To me making space involves a selective withdrawal from some activities so as to make room for others. It involves qualities some Catholics find difficult: welcoming, inclusion, and trust of newcomers.
How do we challenge young people, and make room for them, but also help appropriately? Getting to know each person we encounter.
It’s about baptism. Baptism is the path to true discipleship:
One of the great challenges facing the Church in this generation is to foster in all the faithful a sense of personal responsibility for the Church’s mission, and to enable them to fulfill that responsibility as missionary disciples, as a leaven of the Gospel in our world.
The term “missionary disciples” is offered. That adjective alludes to the mission of the Church, which is decidedly not preservation. It is not determined by committee meetings either. It goes to the core of Jesus’s mandate to the original Christian disciples: going forth to the world and making disciples, making followers of the Lord.
This will require creativity in adapting to changed situations, carrying forward the legacy of the past not primarily by maintaining our structures and institutions, which have served us well, but above all by being open to the possibilities which the Spirit opens up to us and communicating the joy of the Gospel, daily and in every season of our life.
In other words, a respect for the past and its accomplishments, but new and creative ways of serving in the world. Build on the past, but look for new possibilities.
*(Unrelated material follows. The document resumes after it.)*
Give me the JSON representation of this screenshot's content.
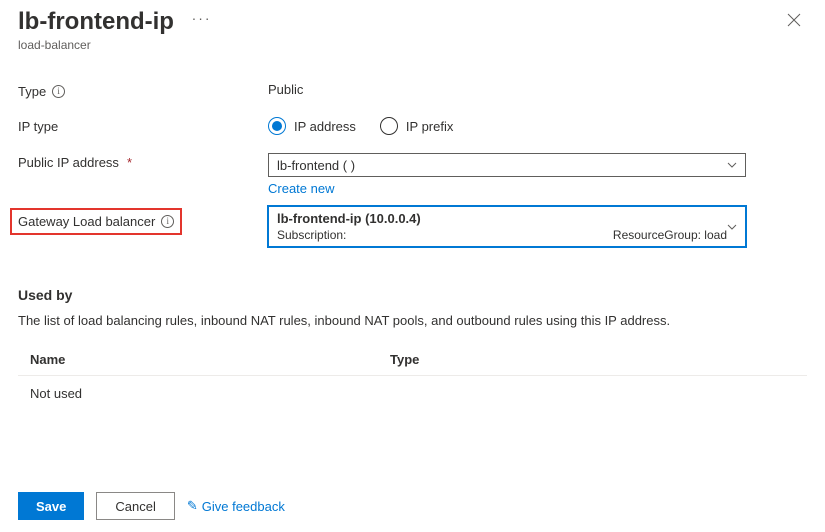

It’s another way of saying we have the opportunity to explore new space.
In a particular way, it means valuing the immense contribution which women, lay and religious, have made and continue to make, to the life of our communities.